Fortune 500 companies have been struggling for years about how to increase revenues and lower costs balanced with growing thier customer base, strengthening customer loyalty, offering best in class service, building brand identity and investing in technology to improve the customers’ experience. Nascar can get an A+ in just about everyone of those categories, something that few other companies can say.

I stated above, Nascar has been very successful in 'growing the fan base'. What I'll call the 'big three' Nascar race venues (Daytona, Indy and Dega), last year sold an average of 186,000 tickets per Cup event at an average ticket price of $75. Other well placed race venues include Texas, Phoenix and Chicago. TMS and PIR is one way NASCAR is capitalizing on one of our nation’s fastest growing populations, Hispanics. According to the U.S. Census Bureau the Hispanic population will nearly triple from 35 million to 102 million people by 2050. Can you say 'Juan Pablo'?
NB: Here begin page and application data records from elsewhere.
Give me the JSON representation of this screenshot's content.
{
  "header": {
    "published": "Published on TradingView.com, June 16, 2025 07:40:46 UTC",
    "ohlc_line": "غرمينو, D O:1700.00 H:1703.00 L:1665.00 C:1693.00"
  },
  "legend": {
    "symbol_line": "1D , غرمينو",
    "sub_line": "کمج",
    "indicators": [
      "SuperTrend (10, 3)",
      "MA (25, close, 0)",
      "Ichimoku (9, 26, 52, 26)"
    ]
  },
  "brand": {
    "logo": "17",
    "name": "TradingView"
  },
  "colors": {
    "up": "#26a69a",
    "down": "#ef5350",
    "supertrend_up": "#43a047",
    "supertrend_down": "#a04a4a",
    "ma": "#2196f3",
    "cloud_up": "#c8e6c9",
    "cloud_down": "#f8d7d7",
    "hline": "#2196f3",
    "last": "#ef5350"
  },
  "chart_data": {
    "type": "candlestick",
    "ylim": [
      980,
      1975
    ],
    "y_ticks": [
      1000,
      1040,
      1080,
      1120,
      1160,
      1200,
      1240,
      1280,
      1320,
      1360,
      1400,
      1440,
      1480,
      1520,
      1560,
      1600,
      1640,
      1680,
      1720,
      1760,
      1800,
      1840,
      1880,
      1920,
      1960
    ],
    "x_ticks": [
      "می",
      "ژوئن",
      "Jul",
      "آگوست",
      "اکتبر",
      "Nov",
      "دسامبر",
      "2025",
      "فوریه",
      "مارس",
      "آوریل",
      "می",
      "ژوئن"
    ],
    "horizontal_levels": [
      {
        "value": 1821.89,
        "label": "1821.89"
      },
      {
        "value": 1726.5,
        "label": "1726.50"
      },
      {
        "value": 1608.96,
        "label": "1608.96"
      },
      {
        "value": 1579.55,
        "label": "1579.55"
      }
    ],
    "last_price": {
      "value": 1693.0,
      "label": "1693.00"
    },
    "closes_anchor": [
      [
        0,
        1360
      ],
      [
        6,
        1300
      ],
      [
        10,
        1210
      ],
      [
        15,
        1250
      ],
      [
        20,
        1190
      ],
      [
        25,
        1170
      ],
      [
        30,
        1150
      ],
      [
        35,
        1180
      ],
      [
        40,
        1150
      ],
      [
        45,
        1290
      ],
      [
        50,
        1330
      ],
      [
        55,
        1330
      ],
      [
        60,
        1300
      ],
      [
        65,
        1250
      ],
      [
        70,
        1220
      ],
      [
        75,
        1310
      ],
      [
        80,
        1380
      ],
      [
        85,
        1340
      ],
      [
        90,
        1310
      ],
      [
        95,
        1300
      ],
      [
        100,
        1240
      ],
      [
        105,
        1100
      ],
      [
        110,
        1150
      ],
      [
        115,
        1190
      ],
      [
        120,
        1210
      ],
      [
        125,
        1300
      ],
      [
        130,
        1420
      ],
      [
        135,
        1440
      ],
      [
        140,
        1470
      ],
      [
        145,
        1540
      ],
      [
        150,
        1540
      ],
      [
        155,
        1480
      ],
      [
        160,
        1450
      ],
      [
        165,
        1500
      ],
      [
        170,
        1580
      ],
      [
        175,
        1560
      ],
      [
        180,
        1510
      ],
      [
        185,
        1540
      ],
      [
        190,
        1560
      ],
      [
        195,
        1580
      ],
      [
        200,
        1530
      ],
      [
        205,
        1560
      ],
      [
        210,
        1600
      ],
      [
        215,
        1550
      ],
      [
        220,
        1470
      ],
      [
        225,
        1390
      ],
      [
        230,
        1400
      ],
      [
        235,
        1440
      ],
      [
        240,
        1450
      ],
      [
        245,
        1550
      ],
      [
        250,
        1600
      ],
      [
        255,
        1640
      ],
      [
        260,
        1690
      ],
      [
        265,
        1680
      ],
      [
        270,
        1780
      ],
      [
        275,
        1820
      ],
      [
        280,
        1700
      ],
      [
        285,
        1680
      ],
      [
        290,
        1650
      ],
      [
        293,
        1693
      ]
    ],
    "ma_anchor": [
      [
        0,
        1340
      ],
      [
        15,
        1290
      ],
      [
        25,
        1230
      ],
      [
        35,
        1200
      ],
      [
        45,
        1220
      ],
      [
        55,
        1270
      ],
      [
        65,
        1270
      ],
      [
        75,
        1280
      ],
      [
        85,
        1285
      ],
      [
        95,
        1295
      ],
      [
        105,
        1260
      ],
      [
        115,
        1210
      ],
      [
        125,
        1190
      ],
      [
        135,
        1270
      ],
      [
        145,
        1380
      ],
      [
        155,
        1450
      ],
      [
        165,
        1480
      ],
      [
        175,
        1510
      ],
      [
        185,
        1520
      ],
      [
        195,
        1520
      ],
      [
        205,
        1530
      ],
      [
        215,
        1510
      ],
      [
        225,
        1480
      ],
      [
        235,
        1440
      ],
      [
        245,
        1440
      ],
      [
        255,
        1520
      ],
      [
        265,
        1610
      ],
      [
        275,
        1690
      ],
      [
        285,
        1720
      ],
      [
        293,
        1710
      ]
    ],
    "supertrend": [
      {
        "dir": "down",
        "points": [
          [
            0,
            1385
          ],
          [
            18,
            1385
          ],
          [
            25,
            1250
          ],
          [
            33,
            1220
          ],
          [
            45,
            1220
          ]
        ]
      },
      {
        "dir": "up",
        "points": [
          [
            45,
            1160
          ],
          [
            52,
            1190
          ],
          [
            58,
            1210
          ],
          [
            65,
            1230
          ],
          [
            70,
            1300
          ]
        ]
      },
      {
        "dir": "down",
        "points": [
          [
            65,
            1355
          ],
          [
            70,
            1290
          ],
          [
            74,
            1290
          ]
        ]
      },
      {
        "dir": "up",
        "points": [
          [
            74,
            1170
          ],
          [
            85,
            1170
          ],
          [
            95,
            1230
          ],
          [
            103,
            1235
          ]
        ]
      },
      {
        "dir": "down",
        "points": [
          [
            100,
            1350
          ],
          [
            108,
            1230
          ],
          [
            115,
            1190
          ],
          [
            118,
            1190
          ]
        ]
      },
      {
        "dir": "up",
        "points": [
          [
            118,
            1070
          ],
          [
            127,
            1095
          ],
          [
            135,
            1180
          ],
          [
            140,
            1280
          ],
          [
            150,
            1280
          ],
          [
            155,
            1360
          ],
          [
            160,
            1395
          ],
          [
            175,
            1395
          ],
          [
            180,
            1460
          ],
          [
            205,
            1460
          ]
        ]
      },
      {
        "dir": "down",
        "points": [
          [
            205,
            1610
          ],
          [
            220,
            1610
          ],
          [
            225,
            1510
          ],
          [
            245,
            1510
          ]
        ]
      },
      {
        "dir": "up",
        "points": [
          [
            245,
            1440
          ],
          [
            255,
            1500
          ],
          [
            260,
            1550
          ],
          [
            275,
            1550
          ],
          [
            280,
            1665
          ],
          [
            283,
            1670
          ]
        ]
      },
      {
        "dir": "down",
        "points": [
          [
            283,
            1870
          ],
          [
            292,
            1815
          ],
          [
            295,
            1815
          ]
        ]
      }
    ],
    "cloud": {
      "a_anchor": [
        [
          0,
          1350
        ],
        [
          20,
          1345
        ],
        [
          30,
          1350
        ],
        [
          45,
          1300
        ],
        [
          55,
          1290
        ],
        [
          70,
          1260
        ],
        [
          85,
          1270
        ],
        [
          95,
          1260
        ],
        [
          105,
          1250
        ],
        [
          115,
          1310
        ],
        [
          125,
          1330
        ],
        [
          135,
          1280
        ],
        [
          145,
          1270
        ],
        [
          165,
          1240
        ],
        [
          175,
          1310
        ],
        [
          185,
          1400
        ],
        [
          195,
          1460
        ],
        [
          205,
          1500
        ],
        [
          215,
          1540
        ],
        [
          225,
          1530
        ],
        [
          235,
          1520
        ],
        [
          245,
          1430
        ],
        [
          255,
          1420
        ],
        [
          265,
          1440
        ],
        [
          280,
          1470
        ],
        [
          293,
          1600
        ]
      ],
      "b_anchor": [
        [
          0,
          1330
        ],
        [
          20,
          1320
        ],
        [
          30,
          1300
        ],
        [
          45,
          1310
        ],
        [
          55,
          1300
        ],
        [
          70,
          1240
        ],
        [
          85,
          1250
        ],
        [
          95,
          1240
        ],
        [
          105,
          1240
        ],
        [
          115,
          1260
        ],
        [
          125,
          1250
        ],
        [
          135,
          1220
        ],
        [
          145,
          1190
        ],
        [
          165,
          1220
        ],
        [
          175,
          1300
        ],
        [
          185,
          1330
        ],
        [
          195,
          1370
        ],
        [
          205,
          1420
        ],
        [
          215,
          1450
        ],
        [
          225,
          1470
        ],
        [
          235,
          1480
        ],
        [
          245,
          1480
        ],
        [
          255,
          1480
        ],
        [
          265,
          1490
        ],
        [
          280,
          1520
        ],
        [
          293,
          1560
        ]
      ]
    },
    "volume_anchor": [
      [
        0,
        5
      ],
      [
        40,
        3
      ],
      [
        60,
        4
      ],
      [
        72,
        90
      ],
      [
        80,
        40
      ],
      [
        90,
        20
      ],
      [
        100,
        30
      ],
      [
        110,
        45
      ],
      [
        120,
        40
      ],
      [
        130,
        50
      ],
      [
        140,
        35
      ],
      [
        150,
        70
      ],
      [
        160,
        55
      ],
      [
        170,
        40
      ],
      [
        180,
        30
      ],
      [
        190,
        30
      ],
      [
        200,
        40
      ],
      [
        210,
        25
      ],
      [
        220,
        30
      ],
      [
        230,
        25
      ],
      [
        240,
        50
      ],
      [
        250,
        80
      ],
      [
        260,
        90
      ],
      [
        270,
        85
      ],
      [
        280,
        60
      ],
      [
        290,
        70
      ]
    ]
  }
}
One of the other visions Nascar has been most successful at is the investing in technology to improve their customers’ experience, or the integrated experience. Attending a Nascar event, gives one a chance to experience the sport like not other sport offers. From scanners, to listen to the behind the scenes workings of teams/networks, to the garage/pit access, Nascar has been in the forefront in the race day experience. To this day, I don't understand why the NFL and a few other sports do not offer the vehicle to allow fans at the stadium to listen to the coach/coordinators chat of their headsets.

But Nascar has not stopped there, they have also tapped into the greatness of the home PC and the Internet, by making it possible to listen to the same scanner chat via 'TrackPass'. PitCommand offers a bird's eye view of all 43 cars via the Internet, as is a great companion to watching the race's network coverage. Let’s see, NASCAR has found a way to integrate fans, drivers, and pit crews through headsets, cell phones, scanners and even PCs.

The old guard to this day criticises Nascar for turning their sport from a 'regional spectacle' to a 'national phenomenon'. A year or so of declining TeVee ratings of this juggernaut doesn't even come close to what the old guard claims to be 'signs of failure', compared to the two plus decades of growth the sport has enjoyed. But I guess if the 'old guard' gets their way in the end, they would rather see their sport in old antiquated venues that refuse to upgrade, have their races televised on some obscure cable network, have their race teams become so underfunded due to limited sponsorship exposure, and have an over perception of limited growth potential.


2 comments:

Gvav1 said...

I love the stats...quite eye opening!

Sounds like the "old guard" has just enjoyed too much moonshine to think straight. Vroom...

Snafam said...

Every other Amercian based motorsports competition would LOVE to have even a small portion of the success of NASCAR.